Task: The records below need to be restated word for word.

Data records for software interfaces

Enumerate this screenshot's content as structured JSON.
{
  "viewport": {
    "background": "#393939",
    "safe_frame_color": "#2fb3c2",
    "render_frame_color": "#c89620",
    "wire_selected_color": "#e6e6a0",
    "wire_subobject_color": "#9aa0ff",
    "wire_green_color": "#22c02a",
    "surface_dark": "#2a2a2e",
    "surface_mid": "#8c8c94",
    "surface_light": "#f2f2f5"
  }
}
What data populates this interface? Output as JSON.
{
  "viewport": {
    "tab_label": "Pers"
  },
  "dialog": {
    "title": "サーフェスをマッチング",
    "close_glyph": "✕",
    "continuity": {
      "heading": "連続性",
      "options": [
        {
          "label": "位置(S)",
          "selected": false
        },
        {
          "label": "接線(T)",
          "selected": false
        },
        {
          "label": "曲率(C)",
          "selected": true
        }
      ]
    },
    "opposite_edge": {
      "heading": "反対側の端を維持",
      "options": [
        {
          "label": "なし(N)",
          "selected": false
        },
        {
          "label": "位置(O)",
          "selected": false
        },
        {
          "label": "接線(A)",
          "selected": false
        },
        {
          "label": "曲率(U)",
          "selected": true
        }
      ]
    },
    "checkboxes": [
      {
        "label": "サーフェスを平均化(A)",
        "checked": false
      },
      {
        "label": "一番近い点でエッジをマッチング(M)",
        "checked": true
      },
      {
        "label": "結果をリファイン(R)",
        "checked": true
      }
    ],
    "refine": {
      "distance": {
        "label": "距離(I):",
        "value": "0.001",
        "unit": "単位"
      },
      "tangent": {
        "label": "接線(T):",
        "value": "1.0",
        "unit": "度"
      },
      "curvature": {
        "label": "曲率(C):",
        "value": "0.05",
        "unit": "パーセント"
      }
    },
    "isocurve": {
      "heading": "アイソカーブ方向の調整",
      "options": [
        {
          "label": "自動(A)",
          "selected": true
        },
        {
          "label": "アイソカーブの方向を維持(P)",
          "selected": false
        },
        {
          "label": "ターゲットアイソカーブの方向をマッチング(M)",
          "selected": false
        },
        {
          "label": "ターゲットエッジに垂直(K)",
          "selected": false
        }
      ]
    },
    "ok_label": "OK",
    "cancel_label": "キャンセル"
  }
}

Answer for this exercise:
Enumerate this screenshot's content as structured JSON.
{
  "viewport": {
    "background": "#393939",
    "safe_frame_color": "#2fb3c2",
    "render_frame_color": "#c89620",
    "wire_selected_color": "#e6e6a0",
    "wire_subobject_color": "#9aa0ff",
    "wire_green_color": "#22c02a",
    "surface_dark": "#2a2a2e",
    "surface_mid": "#8c8c94",
    "surface_light": "#f2f2f5"
  }
}
What data populates this interface? Output as JSON.
{
  "viewport": {
    "tab_label": "Pers"
  },
  "dialog": {
    "title": "サーフェスをマッチング",
    "close_glyph": "✕",
    "continuity": {
      "heading": "連続性",
      "options": [
        {
          "label": "位置(S)",
          "selected": false
        },
        {
          "label": "接線(T)",
          "selected": false
        },
        {
          "label": "曲率(C)",
          "selected": true
        }
      ]
    },
    "opposite_edge": {
      "heading": "反対側の端を維持",
      "options": [
        {
          "label": "なし(N)",
          "selected": false
        },
        {
          "label": "位置(O)",
          "selected": false
        },
        {
          "label": "接線(A)",
          "selected": false
        },
        {
          "label": "曲率(U)",
          "selected": true
        }
      ]
    },
    "checkboxes": [
      {
        "label": "サーフェスを平均化(A)",
        "checked": false
      },
      {
        "label": "一番近い点でエッジをマッチング(M)",
        "checked": true
      },
      {
        "label": "結果をリファイン(R)",
        "checked": true
      }
    ],
    "refine": {
      "distance": {
        "label": "距離(I):",
        "value": "0.001",
        "unit": "単位"
      },
      "tangent": {
        "label": "接線(T):",
        "value": "1.0",
        "unit": "度"
      },
      "curvature": {
        "label": "曲率(C):",
        "value": "0.05",
        "unit": "パーセント"
      }
    },
    "isocurve": {
      "heading": "アイソカーブ方向の調整",
      "options": [
        {
          "label": "自動(A)",
          "selected": true
        },
        {
          "label": "アイソカーブの方向を維持(P)",
          "selected": false
        },
        {
          "label": "ターゲットアイソカーブの方向をマッチング(M)",
          "selected": false
        },
        {
          "label": "ターゲットエッジに垂直(K)",
          "selected": false
        }
      ]
    },
    "ok_label": "OK",
    "cancel_label": "キャンセル"
  }
}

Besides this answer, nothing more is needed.